Dataset entries
###

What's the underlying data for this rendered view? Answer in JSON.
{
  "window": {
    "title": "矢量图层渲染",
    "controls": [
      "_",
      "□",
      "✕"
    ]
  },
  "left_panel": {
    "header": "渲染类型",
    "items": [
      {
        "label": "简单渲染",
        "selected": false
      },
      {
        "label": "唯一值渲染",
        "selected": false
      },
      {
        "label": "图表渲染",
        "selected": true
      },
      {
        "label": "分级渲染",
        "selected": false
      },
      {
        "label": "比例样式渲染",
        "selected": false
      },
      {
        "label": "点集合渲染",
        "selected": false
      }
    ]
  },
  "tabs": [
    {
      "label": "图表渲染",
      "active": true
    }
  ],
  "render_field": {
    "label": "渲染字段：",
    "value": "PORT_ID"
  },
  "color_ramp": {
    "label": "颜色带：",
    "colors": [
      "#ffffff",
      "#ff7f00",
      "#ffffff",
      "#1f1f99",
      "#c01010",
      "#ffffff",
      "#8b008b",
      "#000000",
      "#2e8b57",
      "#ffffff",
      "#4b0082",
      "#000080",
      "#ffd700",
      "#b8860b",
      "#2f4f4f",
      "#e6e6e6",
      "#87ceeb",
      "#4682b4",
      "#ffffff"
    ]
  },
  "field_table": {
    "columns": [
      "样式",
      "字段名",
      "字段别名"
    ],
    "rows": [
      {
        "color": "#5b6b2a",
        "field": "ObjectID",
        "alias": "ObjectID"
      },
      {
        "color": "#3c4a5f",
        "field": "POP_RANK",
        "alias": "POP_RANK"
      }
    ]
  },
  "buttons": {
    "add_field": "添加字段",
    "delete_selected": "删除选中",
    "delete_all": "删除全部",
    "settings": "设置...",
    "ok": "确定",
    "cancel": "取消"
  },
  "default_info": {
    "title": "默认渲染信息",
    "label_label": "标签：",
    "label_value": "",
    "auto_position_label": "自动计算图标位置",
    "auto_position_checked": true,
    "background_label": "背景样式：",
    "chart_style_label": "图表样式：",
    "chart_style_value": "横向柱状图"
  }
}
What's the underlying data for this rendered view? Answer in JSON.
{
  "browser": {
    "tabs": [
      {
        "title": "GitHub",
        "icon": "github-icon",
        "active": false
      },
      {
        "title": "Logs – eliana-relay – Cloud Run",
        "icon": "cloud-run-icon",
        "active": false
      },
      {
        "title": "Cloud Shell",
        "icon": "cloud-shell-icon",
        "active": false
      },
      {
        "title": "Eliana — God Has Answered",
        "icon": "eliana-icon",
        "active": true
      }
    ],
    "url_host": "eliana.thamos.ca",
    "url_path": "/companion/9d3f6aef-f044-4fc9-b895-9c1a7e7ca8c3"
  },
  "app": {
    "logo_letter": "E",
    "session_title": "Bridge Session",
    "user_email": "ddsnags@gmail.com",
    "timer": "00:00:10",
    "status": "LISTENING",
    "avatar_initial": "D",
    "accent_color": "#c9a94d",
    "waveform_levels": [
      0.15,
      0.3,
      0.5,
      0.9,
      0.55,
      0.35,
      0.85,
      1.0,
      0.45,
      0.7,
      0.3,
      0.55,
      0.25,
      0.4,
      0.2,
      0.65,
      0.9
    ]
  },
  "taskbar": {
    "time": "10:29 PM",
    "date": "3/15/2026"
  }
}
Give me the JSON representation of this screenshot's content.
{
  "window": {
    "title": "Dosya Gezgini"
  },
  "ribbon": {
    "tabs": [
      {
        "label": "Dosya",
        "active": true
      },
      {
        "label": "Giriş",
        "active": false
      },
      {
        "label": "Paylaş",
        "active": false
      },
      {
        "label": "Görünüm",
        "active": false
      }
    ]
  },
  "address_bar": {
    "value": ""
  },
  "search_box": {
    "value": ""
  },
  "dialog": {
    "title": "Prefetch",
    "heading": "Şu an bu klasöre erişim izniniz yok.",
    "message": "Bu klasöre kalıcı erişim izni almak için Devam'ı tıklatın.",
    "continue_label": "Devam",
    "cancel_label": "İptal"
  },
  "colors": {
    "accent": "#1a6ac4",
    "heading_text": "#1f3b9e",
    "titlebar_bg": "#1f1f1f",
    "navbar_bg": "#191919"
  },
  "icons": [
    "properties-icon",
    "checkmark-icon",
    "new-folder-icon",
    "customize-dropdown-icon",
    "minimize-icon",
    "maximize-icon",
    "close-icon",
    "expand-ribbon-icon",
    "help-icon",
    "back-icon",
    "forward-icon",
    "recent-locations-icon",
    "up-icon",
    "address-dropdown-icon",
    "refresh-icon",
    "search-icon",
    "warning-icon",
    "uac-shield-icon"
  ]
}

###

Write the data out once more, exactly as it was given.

Exercise output
What's the underlying data for this rendered view? Answer in JSON.
{
  "window": {
    "title": "矢量图层渲染",
    "controls": [
      "_",
      "□",
      "✕"
    ]
  },
  "left_panel": {
    "header": "渲染类型",
    "items": [
      {
        "label": "简单渲染",
        "selected": false
      },
      {
        "label": "唯一值渲染",
        "selected": false
      },
      {
        "label": "图表渲染",
        "selected": true
      },
      {
        "label": "分级渲染",
        "selected": false
      },
      {
        "label": "比例样式渲染",
        "selected": false
      },
      {
        "label": "点集合渲染",
        "selected": false
      }
    ]
  },
  "tabs": [
    {
      "label": "图表渲染",
      "active": true
    }
  ],
  "render_field": {
    "label": "渲染字段：",
    "value": "PORT_ID"
  },
  "color_ramp": {
    "label": "颜色带：",
    "colors": [
      "#ffffff",
      "#ff7f00",
      "#ffffff",
      "#1f1f99",
      "#c01010",
      "#ffffff",
      "#8b008b",
      "#000000",
      "#2e8b57",
      "#ffffff",
      "#4b0082",
      "#000080",
      "#ffd700",
      "#b8860b",
      "#2f4f4f",
      "#e6e6e6",
      "#87ceeb",
      "#4682b4",
      "#ffffff"
    ]
  },
  "field_table": {
    "columns": [
      "样式",
      "字段名",
      "字段别名"
    ],
    "rows": [
      {
        "color": "#5b6b2a",
        "field": "ObjectID",
        "alias": "ObjectID"
      },
      {
        "color": "#3c4a5f",
        "field": "POP_RANK",
        "alias": "POP_RANK"
      }
    ]
  },
  "buttons": {
    "add_field": "添加字段",
    "delete_selected": "删除选中",
    "delete_all": "删除全部",
    "settings": "设置...",
    "ok": "确定",
    "cancel": "取消"
  },
  "default_info": {
    "title": "默认渲染信息",
    "label_label": "标签：",
    "label_value": "",
    "auto_position_label": "自动计算图标位置",
    "auto_position_checked": true,
    "background_label": "背景样式：",
    "chart_style_label": "图表样式：",
    "chart_style_value": "横向柱状图"
  }
}
What's the underlying data for this rendered view? Answer in JSON.
{
  "browser": {
    "tabs": [
      {
        "title": "GitHub",
        "icon": "github-icon",
        "active": false
      },
      {
        "title": "Logs – eliana-relay – Cloud Run",
        "icon": "cloud-run-icon",
        "active": false
      },
      {
        "title": "Cloud Shell",
        "icon": "cloud-shell-icon",
        "active": false
      },
      {
        "title": "Eliana — God Has Answered",
        "icon": "eliana-icon",
        "active": true
      }
    ],
    "url_host": "eliana.thamos.ca",
    "url_path": "/companion/9d3f6aef-f044-4fc9-b895-9c1a7e7ca8c3"
  },
  "app": {
    "logo_letter": "E",
    "session_title": "Bridge Session",
    "user_email": "ddsnags@gmail.com",
    "timer": "00:00:10",
    "status": "LISTENING",
    "avatar_initial": "D",
    "accent_color": "#c9a94d",
    "waveform_levels": [
      0.15,
      0.3,
      0.5,
      0.9,
      0.55,
      0.35,
      0.85,
      1.0,
      0.45,
      0.7,
      0.3,
      0.55,
      0.25,
      0.4,
      0.2,
      0.65,
      0.9
    ]
  },
  "taskbar": {
    "time": "10:29 PM",
    "date": "3/15/2026"
  }
}
Give me the JSON representation of this screenshot's content.
{
  "window": {
    "title": "Dosya Gezgini"
  },
  "ribbon": {
    "tabs": [
      {
        "label": "Dosya",
        "active": true
      },
      {
        "label": "Giriş",
        "active": false
      },
      {
        "label": "Paylaş",
        "active": false
      },
      {
        "label": "Görünüm",
        "active": false
      }
    ]
  },
  "address_bar": {
    "value": ""
  },
  "search_box": {
    "value": ""
  },
  "dialog": {
    "title": "Prefetch",
    "heading": "Şu an bu klasöre erişim izniniz yok.",
    "message": "Bu klasöre kalıcı erişim izni almak için Devam'ı tıklatın.",
    "continue_label": "Devam",
    "cancel_label": "İptal"
  },
  "colors": {
    "accent": "#1a6ac4",
    "heading_text": "#1f3b9e",
    "titlebar_bg": "#1f1f1f",
    "navbar_bg": "#191919"
  },
  "icons": [
    "properties-icon",
    "checkmark-icon",
    "new-folder-icon",
    "customize-dropdown-icon",
    "minimize-icon",
    "maximize-icon",
    "close-icon",
    "expand-ribbon-icon",
    "help-icon",
    "back-icon",
    "forward-icon",
    "recent-locations-icon",
    "up-icon",
    "address-dropdown-icon",
    "refresh-icon",
    "search-icon",
    "warning-icon",
    "uac-shield-icon"
  ]
}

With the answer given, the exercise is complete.